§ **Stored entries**
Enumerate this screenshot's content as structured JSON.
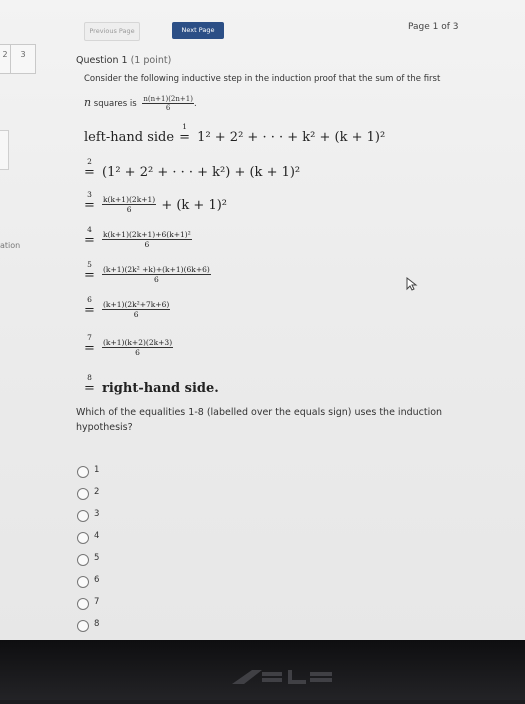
{
  "nav": {
    "prev_label": "Previous Page",
    "next_label": "Next Page",
    "page_indicator": "Page 1 of 3"
  },
  "sidebar": {
    "thumb1": "2",
    "thumb2": "3",
    "cut_text": "ation"
  },
  "question": {
    "title": "Question 1",
    "points": "(1 point)",
    "intro_line1": "Consider the following inductive step in the induction proof that the sum of the first",
    "intro_var": "n",
    "intro_line2": "squares is",
    "formula_num": "n(n+1)(2n+1)",
    "formula_den": "6",
    "prompt": "Which of the equalities 1-8 (labelled over the equals sign) uses the induction hypothesis?"
  },
  "proof": {
    "lhs_label": "left-hand side",
    "line1_expr": "1² + 2² + · · · + k² + (k + 1)²",
    "line2_expr": "(1² + 2² + · · · + k²) + (k + 1)²",
    "line3_num": "k(k+1)(2k+1)",
    "line3_den": "6",
    "line3_tail": "+ (k + 1)²",
    "line4_num": "k(k+1)(2k+1)+6(k+1)²",
    "line4_den": "6",
    "line5_num": "(k+1)(2k² +k)+(k+1)(6k+6)",
    "line5_den": "6",
    "line6_num": "(k+1)(2k²+7k+6)",
    "line6_den": "6",
    "line7_num": "(k+1)(k+2)(2k+3)",
    "line7_den": "6",
    "line8_text": "right-hand side.",
    "labels": [
      "1",
      "2",
      "3",
      "4",
      "5",
      "6",
      "7",
      "8"
    ]
  },
  "options": [
    "1",
    "2",
    "3",
    "4",
    "5",
    "6",
    "7",
    "8"
  ]
}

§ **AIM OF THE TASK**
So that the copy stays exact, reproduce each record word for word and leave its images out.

§ **RESPONSE FOR THIS EXERCISE**
Enumerate this screenshot's content as structured JSON.
{
  "nav": {
    "prev_label": "Previous Page",
    "next_label": "Next Page",
    "page_indicator": "Page 1 of 3"
  },
  "sidebar": {
    "thumb1": "2",
    "thumb2": "3",
    "cut_text": "ation"
  },
  "question": {
    "title": "Question 1",
    "points": "(1 point)",
    "intro_line1": "Consider the following inductive step in the induction proof that the sum of the first",
    "intro_var": "n",
    "intro_line2": "squares is",
    "formula_num": "n(n+1)(2n+1)",
    "formula_den": "6",
    "prompt": "Which of the equalities 1-8 (labelled over the equals sign) uses the induction hypothesis?"
  },
  "proof": {
    "lhs_label": "left-hand side",
    "line1_expr": "1² + 2² + · · · + k² + (k + 1)²",
    "line2_expr": "(1² + 2² + · · · + k²) + (k + 1)²",
    "line3_num": "k(k+1)(2k+1)",
    "line3_den": "6",
    "line3_tail": "+ (k + 1)²",
    "line4_num": "k(k+1)(2k+1)+6(k+1)²",
    "line4_den": "6",
    "line5_num": "(k+1)(2k² +k)+(k+1)(6k+6)",
    "line5_den": "6",
    "line6_num": "(k+1)(2k²+7k+6)",
    "line6_den": "6",
    "line7_num": "(k+1)(k+2)(2k+3)",
    "line7_den": "6",
    "line8_text": "right-hand side.",
    "labels": [
      "1",
      "2",
      "3",
      "4",
      "5",
      "6",
      "7",
      "8"
    ]
  },
  "options": [
    "1",
    "2",
    "3",
    "4",
    "5",
    "6",
    "7",
    "8"
  ]
}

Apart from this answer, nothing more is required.